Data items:
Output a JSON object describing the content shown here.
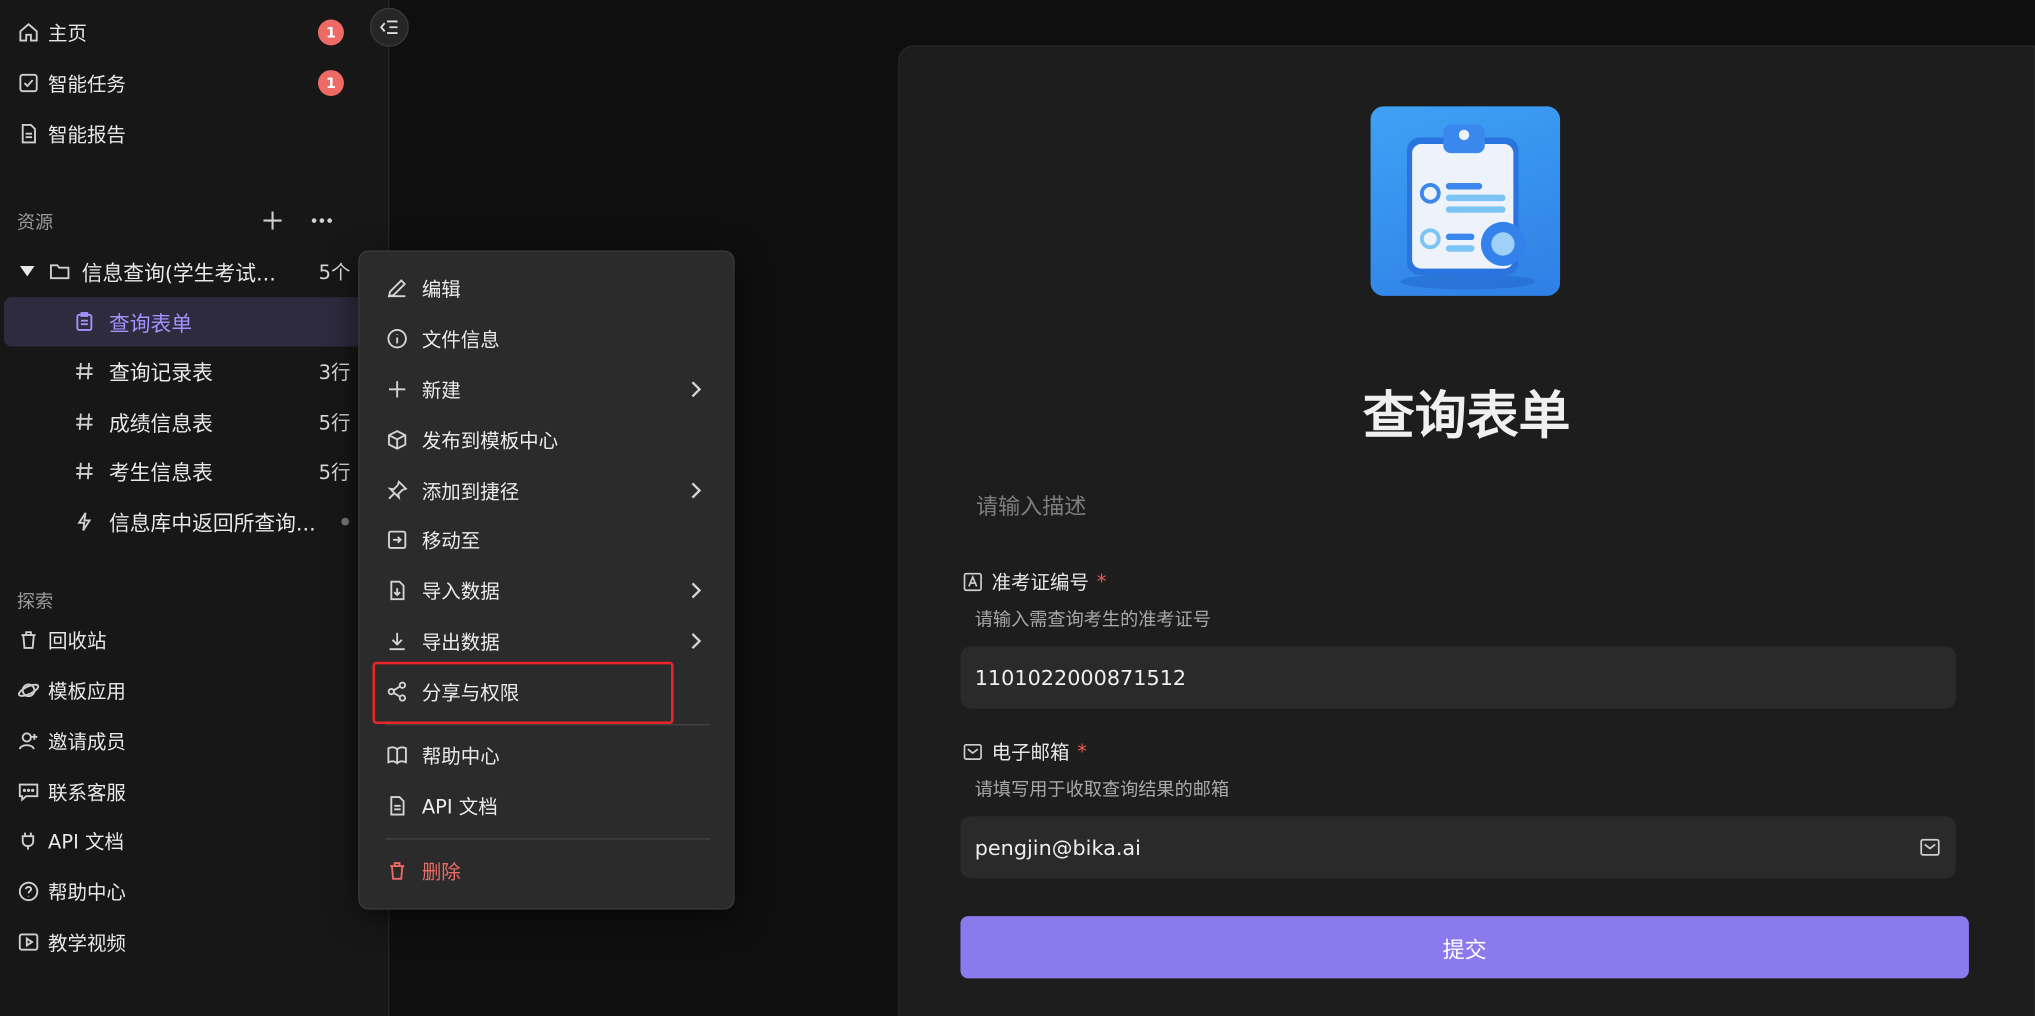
{
  "sidebar": {
    "nav": [
      {
        "label": "主页",
        "badge": "1",
        "icon": "home-icon"
      },
      {
        "label": "智能任务",
        "badge": "1",
        "icon": "task-checkbox-icon"
      },
      {
        "label": "智能报告",
        "icon": "report-document-icon"
      }
    ],
    "resources_label": "资源",
    "folder": {
      "label": "信息查询(学生考试...",
      "count": "5个",
      "icon": "folder-icon"
    },
    "items": [
      {
        "label": "查询表单",
        "count": "",
        "icon": "form-icon"
      },
      {
        "label": "查询记录表",
        "count": "3行",
        "icon": "hash-table-icon"
      },
      {
        "label": "成绩信息表",
        "count": "5行",
        "icon": "hash-table-icon"
      },
      {
        "label": "考生信息表",
        "count": "5行",
        "icon": "hash-table-icon"
      },
      {
        "label": "信息库中返回所查询...",
        "count": "",
        "icon": "automation-bolt-icon"
      }
    ],
    "explore_label": "探索",
    "explore": [
      {
        "label": "回收站",
        "icon": "trash-icon"
      },
      {
        "label": "模板应用",
        "icon": "planet-icon"
      },
      {
        "label": "邀请成员",
        "icon": "invite-user-icon"
      },
      {
        "label": "联系客服",
        "icon": "chat-support-icon"
      },
      {
        "label": "API 文档",
        "icon": "api-plug-icon"
      },
      {
        "label": "帮助中心",
        "icon": "help-circle-icon"
      },
      {
        "label": "教学视频",
        "icon": "video-play-icon"
      }
    ]
  },
  "context_menu": {
    "items": [
      {
        "label": "编辑",
        "icon": "edit-pencil-icon"
      },
      {
        "label": "文件信息",
        "icon": "info-icon"
      },
      {
        "label": "新建",
        "icon": "plus-icon"
      },
      {
        "label": "发布到模板中心",
        "icon": "publish-box-icon"
      },
      {
        "label": "添加到捷径",
        "icon": "pin-icon"
      },
      {
        "label": "移动至",
        "icon": "move-icon"
      },
      {
        "label": "导入数据",
        "icon": "import-icon"
      },
      {
        "label": "导出数据",
        "icon": "download-icon"
      },
      {
        "label": "分享与权限",
        "icon": "share-icon"
      },
      {
        "label": "帮助中心",
        "icon": "book-icon"
      },
      {
        "label": "API 文档",
        "icon": "api-doc-icon"
      },
      {
        "label": "删除",
        "icon": "delete-icon"
      }
    ]
  },
  "form": {
    "title": "查询表单",
    "description_placeholder": "请输入描述",
    "fields": [
      {
        "label": "准考证编号",
        "required": "*",
        "hint": "请输入需查询考生的准考证号",
        "value": "1101022000871512",
        "icon": "text-field-icon"
      },
      {
        "label": "电子邮箱",
        "required": "*",
        "hint": "请填写用于收取查询结果的邮箱",
        "value": "pengjin@bika.ai",
        "icon": "email-icon"
      }
    ],
    "submit_label": "提交"
  },
  "colors": {
    "accent": "#8b79ee",
    "badge": "#ee6a64",
    "danger": "#ee6a64",
    "highlight": "#e8262a",
    "selected_bg": "#2d2b3d"
  }
}
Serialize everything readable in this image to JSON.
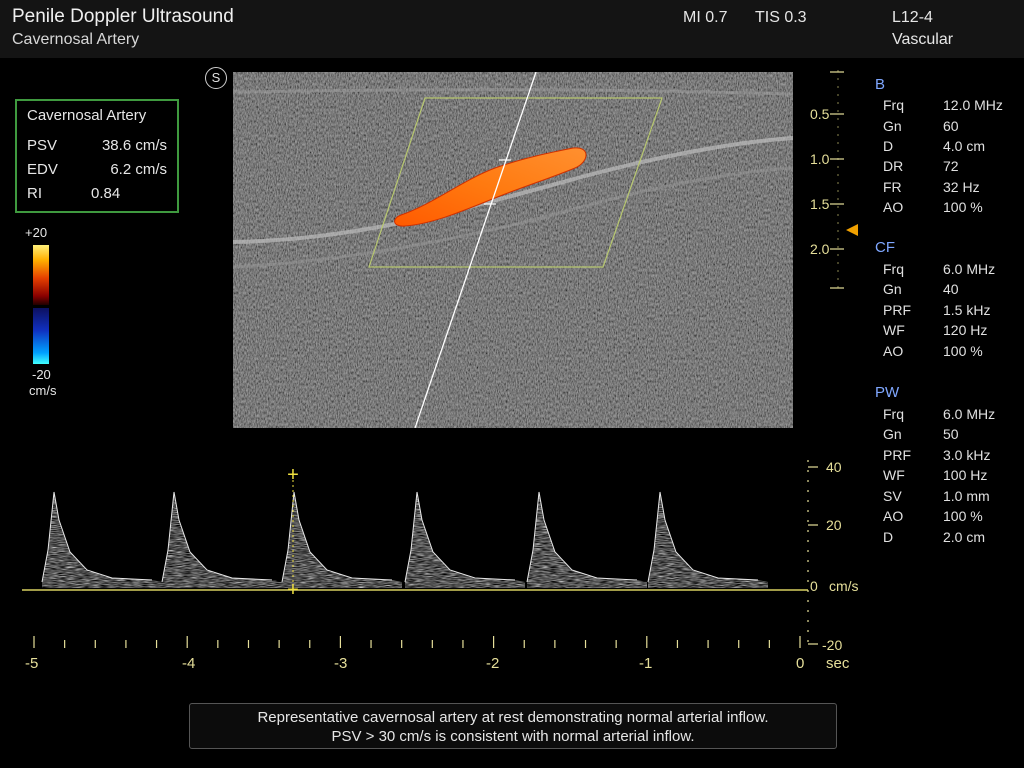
{
  "header": {
    "title": "Penile Doppler Ultrasound",
    "subtitle": "Cavernosal Artery",
    "mi": "MI 0.7",
    "tis": "TIS 0.3",
    "probe": "L12-4",
    "preset": "Vascular"
  },
  "measurements": {
    "title": "Cavernosal Artery",
    "rows": [
      {
        "label": "PSV",
        "value": "38.6 cm/s"
      },
      {
        "label": "EDV",
        "value": "6.2 cm/s"
      },
      {
        "label": "RI",
        "value": "0.84"
      }
    ]
  },
  "color_bar": {
    "top_label": "+20",
    "bottom_label": "-20",
    "unit": "cm/s"
  },
  "s_marker": "S",
  "depth_scale": [
    "0.5",
    "1.0",
    "1.5",
    "2.0"
  ],
  "focus_marker_color": "#f0a000",
  "params": {
    "b": {
      "title": "B",
      "rows": [
        {
          "k": "Frq",
          "v": "12.0 MHz"
        },
        {
          "k": "Gn",
          "v": "60"
        },
        {
          "k": "D",
          "v": "4.0 cm"
        },
        {
          "k": "DR",
          "v": "72"
        },
        {
          "k": "FR",
          "v": "32 Hz"
        },
        {
          "k": "AO",
          "v": "100 %"
        }
      ]
    },
    "cf": {
      "title": "CF",
      "rows": [
        {
          "k": "Frq",
          "v": "6.0 MHz"
        },
        {
          "k": "Gn",
          "v": "40"
        },
        {
          "k": "PRF",
          "v": "1.5 kHz"
        },
        {
          "k": "WF",
          "v": "120 Hz"
        },
        {
          "k": "AO",
          "v": "100 %"
        }
      ]
    },
    "pw": {
      "title": "PW",
      "rows": [
        {
          "k": "Frq",
          "v": "6.0 MHz"
        },
        {
          "k": "Gn",
          "v": "50"
        },
        {
          "k": "PRF",
          "v": "3.0 kHz"
        },
        {
          "k": "WF",
          "v": "100 Hz"
        },
        {
          "k": "SV",
          "v": "1.0 mm"
        },
        {
          "k": "AO",
          "v": "100 %"
        },
        {
          "k": "D",
          "v": "2.0 cm"
        }
      ]
    }
  },
  "spectral": {
    "velocity_labels": [
      "40",
      "20",
      "0",
      "-20"
    ],
    "velocity_unit": "cm/s",
    "time_labels": [
      "-5",
      "-4",
      "-3",
      "-2",
      "-1",
      "0"
    ],
    "time_unit": "sec"
  },
  "caption": {
    "line1": "Representative cavernosal artery at rest demonstrating normal arterial inflow.",
    "line2": "PSV > 30 cm/s is consistent with normal arterial inflow."
  }
}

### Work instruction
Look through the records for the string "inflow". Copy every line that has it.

### Solution to this task
    "line1": "Representative cavernosal artery at rest demonstrating normal arterial inflow.",
    "line2": "PSV > 30 cm/s is consistent with normal arterial inflow."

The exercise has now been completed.